Effects of layered heterogeneity in subsurface geologic materials on solute transport under field conditions: A case study from northeastern Iowa, USA
Agriculture, Capillary barrier, Contamination, Unsaturated zone, USA
In the Cedar River watershed of northeastern Iowa, USA, water quality in 17 out of 20 private wells indicates that groundwater is contaminated with nitrate from agricultural leachates. In nine of the wells, nitrate concentration exceeds the US Environmental Protection Agency recommended maximum contaminant level (MCL) of 45 mg/L (as NO3-) for drinking purposes. Solute-transport investigations determined that the surficial loam sediments, the Quaternary sand and gravel deposits, and the glacial till deposits form layered heterogeneity in the subsurface. The resulting conductivity contrast causes a capillary barrier, thereby altering the mechanisms of vertical tracer movement. Storm-water tracing with potassium bromide, corn fertilizer, and fluorescein dye indicates that macropore flow occurs only within the upper 0.9 m of loamy sediments. An average breakthrough concentration of 204 mg/L bromide at 0.3 m depth on day 3 after the storm event supports the hypothesis of macropore flow in the surficial soils. Fluorescein dye was recovered at a depth of 0.3 m with a peak concentration of 650 μg/L at approximately 5 days after the storm event. The loamy sediment layer is underlain by the Iowan Pebble Band, a pebbly layer admixed with sand, developed in post-glacial time. In the field experiments, preferential flow of the tracers was predominantly vertical within the loamy sediments but rapidly changed to a horizontal matrix flow upon entering the materials of higher saturated hydraulic conductivity in the Pebble Band. The Pebble Band is underlain by low-conductivity deposits of pre-Illinoian till. Even though the upper oxidized portion of the glacial till is reported to have macropores, the Pebble Band prevented deeper infiltration of storm water by maintaining a strong component of horizontal hydraulic gradient.

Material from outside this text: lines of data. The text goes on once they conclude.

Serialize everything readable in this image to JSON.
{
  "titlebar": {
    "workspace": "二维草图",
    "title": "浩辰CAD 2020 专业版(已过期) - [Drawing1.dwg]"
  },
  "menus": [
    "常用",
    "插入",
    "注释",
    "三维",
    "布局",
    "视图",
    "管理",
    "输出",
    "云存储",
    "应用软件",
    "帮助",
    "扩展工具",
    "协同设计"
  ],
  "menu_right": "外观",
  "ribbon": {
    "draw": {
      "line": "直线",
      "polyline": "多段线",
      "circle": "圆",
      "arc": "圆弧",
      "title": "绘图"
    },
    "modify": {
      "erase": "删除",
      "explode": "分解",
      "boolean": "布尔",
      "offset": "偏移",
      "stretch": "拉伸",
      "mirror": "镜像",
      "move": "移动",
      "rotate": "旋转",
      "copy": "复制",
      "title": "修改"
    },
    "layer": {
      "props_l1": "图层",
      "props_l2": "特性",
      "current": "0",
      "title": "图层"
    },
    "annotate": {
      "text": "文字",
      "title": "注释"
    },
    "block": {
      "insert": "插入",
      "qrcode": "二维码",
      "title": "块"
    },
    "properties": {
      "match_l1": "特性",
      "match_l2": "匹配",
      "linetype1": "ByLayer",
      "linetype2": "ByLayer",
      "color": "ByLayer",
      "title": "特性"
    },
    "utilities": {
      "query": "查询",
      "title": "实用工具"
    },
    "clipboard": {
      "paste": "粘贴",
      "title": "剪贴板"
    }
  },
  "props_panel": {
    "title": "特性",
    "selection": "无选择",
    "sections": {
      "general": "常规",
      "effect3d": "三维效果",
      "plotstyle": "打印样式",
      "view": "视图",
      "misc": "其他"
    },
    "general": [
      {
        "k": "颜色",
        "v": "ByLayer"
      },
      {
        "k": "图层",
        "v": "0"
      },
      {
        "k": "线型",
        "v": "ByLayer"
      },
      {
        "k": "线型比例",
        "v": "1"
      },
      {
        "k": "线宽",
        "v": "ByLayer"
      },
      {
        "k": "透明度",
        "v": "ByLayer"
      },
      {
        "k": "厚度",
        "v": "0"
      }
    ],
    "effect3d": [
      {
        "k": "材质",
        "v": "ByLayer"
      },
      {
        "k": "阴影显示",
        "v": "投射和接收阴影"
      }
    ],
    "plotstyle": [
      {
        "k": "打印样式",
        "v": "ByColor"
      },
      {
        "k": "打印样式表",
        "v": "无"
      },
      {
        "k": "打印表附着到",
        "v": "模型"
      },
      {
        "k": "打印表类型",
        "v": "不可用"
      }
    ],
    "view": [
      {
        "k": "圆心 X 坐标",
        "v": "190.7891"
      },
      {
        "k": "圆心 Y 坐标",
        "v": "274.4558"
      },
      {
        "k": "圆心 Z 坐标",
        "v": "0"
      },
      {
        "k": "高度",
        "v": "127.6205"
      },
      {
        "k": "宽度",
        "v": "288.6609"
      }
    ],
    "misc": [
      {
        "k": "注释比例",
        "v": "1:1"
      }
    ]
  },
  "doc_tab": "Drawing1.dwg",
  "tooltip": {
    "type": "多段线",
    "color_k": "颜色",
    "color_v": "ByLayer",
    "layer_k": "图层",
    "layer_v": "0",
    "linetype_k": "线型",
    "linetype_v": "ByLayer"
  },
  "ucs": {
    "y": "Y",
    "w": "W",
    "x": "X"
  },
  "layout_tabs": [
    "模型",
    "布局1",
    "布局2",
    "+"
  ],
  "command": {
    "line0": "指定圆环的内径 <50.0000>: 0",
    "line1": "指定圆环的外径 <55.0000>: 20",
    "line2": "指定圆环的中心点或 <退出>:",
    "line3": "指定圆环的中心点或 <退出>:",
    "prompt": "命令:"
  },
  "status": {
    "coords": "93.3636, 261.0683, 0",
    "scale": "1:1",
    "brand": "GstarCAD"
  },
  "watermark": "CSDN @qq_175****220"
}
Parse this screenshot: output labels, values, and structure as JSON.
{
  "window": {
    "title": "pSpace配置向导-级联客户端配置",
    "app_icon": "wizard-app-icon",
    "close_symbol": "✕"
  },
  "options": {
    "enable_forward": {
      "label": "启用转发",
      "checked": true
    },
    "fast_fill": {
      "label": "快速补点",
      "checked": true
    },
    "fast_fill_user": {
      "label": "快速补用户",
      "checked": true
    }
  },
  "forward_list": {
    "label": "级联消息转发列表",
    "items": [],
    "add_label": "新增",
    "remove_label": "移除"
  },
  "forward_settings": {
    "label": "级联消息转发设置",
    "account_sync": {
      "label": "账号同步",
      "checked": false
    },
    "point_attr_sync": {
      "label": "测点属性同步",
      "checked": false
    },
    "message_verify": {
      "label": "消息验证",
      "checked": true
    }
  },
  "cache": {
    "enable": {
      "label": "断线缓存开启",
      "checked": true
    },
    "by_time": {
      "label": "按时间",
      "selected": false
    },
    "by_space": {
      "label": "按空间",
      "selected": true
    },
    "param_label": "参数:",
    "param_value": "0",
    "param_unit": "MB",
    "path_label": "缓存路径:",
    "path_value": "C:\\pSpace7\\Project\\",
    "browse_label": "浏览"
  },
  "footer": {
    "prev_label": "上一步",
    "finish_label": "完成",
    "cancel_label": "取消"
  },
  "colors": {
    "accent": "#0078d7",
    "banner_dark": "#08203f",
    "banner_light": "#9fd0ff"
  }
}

Chemical data indicate that the Pebble Band is a hydraulic-conductivity boundary that abruptly changes the unsaturated-flow mechanism from macropore flow to matrix flow.
Original Publication Date
DOI of published version
Iqbal, Mohammad Z., "Effects of layered heterogeneity in subsurface geologic materials on solute transport under field conditions: A case study from northeastern Iowa, USA" (2000). Faculty Publications. 3661.